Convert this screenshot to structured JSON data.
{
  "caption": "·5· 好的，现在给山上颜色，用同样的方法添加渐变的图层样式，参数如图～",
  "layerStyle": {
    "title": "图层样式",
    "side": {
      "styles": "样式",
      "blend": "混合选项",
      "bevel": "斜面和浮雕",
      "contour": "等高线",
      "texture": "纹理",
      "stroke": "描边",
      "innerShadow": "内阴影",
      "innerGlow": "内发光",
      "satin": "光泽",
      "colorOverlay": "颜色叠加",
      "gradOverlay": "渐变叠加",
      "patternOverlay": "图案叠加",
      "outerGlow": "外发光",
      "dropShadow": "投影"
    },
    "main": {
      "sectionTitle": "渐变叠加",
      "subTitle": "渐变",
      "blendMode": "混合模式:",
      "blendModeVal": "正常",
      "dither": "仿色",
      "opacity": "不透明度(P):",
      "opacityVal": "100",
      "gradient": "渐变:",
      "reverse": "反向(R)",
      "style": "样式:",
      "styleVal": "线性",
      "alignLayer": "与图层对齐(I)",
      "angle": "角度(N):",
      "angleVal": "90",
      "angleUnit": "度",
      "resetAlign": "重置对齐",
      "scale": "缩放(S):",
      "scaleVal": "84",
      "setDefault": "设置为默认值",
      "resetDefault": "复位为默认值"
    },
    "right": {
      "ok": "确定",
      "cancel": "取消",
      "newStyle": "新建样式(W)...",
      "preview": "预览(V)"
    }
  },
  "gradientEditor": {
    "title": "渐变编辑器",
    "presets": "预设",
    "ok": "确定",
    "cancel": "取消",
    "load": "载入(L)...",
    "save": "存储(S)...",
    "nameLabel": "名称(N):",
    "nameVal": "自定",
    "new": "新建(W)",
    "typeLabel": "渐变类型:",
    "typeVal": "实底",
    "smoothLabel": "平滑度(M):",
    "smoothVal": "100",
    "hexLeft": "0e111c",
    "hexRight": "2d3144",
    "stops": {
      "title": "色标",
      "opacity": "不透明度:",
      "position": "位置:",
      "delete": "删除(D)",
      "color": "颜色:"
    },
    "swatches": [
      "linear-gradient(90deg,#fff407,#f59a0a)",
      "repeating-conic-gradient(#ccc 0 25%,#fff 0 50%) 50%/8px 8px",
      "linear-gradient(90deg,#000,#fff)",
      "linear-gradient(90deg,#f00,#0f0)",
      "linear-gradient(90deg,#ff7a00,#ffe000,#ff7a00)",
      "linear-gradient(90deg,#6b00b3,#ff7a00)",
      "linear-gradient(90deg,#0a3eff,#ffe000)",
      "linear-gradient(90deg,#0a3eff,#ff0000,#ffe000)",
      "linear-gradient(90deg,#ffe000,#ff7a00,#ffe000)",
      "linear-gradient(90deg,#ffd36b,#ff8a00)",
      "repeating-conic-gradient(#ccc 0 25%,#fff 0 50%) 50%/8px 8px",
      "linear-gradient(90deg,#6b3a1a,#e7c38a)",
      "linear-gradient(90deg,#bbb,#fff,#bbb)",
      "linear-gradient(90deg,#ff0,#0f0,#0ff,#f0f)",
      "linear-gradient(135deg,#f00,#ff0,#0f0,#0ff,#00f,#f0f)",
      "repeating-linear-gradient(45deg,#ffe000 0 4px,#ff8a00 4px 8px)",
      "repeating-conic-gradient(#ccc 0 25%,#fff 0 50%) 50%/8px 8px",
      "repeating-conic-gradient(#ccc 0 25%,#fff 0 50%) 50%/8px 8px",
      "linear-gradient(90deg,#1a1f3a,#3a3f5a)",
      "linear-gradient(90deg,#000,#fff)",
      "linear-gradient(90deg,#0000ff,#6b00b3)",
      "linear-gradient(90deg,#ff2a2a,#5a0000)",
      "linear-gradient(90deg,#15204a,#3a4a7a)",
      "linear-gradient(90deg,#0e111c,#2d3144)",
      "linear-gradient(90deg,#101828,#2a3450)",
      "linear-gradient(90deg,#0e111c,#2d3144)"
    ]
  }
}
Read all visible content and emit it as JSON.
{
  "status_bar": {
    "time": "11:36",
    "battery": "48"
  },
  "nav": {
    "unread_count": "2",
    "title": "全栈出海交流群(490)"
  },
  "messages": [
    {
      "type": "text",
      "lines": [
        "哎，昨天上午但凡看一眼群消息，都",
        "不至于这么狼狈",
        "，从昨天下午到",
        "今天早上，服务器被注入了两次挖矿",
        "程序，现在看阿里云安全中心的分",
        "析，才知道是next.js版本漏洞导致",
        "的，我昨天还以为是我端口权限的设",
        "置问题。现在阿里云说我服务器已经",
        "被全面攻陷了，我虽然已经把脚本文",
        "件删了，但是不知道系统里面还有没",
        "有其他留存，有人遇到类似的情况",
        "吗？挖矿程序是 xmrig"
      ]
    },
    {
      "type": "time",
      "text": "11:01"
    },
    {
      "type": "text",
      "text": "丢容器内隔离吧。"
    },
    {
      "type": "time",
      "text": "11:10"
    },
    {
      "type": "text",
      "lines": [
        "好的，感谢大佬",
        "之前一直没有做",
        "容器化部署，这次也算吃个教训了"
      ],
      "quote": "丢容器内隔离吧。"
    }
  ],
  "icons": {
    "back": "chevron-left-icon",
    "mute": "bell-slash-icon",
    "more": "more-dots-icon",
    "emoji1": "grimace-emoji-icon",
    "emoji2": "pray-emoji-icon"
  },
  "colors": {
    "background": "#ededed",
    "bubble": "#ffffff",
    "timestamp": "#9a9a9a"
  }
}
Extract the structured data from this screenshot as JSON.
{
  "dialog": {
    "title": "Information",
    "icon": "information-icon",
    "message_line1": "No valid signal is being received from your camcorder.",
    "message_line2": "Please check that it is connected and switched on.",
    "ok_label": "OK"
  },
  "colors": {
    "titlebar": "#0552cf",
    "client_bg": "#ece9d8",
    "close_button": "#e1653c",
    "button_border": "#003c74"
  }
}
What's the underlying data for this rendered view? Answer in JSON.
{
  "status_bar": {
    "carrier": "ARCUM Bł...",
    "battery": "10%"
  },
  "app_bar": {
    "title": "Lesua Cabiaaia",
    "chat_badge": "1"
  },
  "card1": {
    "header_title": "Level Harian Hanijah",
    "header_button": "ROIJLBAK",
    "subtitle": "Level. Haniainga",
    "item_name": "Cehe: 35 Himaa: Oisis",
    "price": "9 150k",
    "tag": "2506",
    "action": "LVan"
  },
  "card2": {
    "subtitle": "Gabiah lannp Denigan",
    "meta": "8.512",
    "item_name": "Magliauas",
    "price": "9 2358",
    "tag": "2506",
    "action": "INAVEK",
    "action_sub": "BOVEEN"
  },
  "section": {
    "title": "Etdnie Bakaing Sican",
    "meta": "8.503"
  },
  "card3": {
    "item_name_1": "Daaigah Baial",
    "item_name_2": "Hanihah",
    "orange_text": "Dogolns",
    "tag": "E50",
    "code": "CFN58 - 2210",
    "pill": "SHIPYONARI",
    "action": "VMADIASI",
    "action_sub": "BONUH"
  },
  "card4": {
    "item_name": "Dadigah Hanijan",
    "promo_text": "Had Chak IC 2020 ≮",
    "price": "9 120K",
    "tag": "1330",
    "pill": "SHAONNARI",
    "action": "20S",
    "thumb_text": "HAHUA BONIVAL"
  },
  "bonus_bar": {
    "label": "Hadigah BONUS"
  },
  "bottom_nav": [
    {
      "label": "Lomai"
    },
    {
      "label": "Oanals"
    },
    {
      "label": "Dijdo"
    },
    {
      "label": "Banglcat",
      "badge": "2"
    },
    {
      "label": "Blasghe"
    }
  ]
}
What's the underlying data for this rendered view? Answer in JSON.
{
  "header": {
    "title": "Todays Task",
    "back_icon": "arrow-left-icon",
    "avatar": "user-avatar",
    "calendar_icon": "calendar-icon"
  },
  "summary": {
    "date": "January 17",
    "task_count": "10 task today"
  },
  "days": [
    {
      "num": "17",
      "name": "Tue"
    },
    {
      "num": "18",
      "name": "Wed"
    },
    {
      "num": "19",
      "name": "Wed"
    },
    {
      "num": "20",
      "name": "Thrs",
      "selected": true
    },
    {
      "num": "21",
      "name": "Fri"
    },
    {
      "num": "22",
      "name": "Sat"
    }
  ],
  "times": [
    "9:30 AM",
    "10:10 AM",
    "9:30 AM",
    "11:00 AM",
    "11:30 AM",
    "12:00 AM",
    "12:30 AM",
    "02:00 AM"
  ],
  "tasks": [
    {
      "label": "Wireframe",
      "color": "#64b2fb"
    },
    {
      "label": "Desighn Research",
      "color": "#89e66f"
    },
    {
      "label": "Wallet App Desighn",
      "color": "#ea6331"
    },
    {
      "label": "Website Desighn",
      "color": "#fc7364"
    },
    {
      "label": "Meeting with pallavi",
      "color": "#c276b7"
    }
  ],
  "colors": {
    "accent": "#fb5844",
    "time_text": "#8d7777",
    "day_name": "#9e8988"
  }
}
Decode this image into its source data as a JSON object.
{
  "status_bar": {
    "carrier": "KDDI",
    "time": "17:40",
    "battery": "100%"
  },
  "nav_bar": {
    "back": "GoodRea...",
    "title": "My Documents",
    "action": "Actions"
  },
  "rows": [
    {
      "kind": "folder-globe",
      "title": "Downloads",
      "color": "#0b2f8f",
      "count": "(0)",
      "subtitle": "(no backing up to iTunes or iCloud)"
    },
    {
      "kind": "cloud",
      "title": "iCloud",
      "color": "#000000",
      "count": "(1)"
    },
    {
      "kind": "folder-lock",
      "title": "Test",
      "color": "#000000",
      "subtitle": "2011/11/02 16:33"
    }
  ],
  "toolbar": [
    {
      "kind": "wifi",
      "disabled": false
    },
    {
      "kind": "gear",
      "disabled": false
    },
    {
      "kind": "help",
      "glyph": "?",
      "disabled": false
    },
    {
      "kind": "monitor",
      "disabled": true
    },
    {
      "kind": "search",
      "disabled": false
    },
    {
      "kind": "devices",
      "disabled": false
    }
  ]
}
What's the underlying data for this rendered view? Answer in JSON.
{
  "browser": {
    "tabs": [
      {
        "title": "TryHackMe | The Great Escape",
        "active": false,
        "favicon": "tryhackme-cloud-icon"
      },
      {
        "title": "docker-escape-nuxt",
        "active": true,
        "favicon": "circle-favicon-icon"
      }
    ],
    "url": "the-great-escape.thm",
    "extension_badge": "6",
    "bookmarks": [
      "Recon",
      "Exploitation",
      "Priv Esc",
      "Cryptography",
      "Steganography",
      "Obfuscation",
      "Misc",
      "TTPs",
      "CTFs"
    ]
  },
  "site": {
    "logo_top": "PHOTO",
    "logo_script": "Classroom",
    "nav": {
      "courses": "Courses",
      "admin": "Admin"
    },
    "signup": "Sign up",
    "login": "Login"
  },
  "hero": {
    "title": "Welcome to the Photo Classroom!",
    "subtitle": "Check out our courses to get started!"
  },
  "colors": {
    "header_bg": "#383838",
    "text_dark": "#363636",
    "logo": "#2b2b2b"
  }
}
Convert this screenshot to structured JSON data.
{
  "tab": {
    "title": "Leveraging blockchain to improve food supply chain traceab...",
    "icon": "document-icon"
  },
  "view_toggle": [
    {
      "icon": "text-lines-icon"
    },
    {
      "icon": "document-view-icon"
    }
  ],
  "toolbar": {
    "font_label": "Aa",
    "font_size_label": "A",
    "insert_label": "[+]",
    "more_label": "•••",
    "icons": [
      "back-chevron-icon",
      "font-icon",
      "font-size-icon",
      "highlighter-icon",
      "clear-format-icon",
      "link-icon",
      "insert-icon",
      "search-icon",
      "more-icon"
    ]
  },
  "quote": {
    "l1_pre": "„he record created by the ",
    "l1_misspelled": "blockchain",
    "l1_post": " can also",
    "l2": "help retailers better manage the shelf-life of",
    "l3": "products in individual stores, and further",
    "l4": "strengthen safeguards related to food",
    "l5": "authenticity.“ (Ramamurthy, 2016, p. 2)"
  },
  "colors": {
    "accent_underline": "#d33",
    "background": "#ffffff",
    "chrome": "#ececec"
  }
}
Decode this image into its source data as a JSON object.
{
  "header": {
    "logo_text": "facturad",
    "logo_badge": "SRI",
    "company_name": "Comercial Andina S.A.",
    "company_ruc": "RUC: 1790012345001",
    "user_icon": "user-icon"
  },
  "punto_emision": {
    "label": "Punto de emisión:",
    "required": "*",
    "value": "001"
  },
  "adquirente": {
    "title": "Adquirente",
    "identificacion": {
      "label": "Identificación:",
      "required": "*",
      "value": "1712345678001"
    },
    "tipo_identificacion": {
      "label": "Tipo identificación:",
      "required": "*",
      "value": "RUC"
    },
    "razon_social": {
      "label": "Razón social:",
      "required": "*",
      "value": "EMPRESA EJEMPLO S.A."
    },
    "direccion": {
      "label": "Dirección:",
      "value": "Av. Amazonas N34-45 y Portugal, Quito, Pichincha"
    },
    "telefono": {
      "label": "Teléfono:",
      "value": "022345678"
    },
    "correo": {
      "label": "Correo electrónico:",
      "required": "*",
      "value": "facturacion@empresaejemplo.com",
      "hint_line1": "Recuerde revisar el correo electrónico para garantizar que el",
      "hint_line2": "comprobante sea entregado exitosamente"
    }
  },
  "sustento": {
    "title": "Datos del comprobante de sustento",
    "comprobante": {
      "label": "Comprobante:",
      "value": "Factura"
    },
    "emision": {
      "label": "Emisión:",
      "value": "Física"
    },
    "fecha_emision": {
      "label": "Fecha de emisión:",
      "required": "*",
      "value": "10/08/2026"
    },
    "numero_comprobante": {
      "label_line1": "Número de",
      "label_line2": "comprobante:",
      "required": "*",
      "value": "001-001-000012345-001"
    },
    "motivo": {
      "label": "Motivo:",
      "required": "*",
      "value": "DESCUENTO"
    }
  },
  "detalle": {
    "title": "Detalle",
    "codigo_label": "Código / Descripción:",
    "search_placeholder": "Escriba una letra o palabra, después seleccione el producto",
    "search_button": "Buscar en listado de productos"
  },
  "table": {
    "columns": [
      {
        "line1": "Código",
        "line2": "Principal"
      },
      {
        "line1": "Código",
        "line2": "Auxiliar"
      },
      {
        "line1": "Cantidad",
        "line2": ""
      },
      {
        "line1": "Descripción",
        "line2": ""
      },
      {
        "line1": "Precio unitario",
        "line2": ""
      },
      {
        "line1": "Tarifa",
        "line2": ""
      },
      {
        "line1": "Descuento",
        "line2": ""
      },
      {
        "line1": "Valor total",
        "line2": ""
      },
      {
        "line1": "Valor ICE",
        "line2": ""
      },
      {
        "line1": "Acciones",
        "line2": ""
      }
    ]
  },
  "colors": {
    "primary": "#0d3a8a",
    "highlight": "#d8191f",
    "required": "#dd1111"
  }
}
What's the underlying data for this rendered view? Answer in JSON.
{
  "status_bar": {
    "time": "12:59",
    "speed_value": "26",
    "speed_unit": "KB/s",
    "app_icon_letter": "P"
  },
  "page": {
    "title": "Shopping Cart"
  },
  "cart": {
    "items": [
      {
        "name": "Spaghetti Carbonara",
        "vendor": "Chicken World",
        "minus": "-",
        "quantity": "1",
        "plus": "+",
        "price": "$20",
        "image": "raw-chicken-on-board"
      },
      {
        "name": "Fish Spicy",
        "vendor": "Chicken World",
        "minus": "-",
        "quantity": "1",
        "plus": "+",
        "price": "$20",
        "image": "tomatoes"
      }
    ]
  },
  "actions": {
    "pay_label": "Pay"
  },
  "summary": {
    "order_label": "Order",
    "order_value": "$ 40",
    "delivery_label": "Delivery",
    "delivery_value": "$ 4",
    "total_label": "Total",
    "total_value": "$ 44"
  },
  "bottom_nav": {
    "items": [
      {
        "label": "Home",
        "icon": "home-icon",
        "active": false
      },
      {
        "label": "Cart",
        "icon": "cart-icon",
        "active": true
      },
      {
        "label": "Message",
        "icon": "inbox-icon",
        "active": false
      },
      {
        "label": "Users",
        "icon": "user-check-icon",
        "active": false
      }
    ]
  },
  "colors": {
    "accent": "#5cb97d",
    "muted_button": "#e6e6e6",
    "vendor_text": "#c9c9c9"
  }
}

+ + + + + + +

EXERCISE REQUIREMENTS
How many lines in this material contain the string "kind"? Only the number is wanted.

WRITTEN RESPONSE
9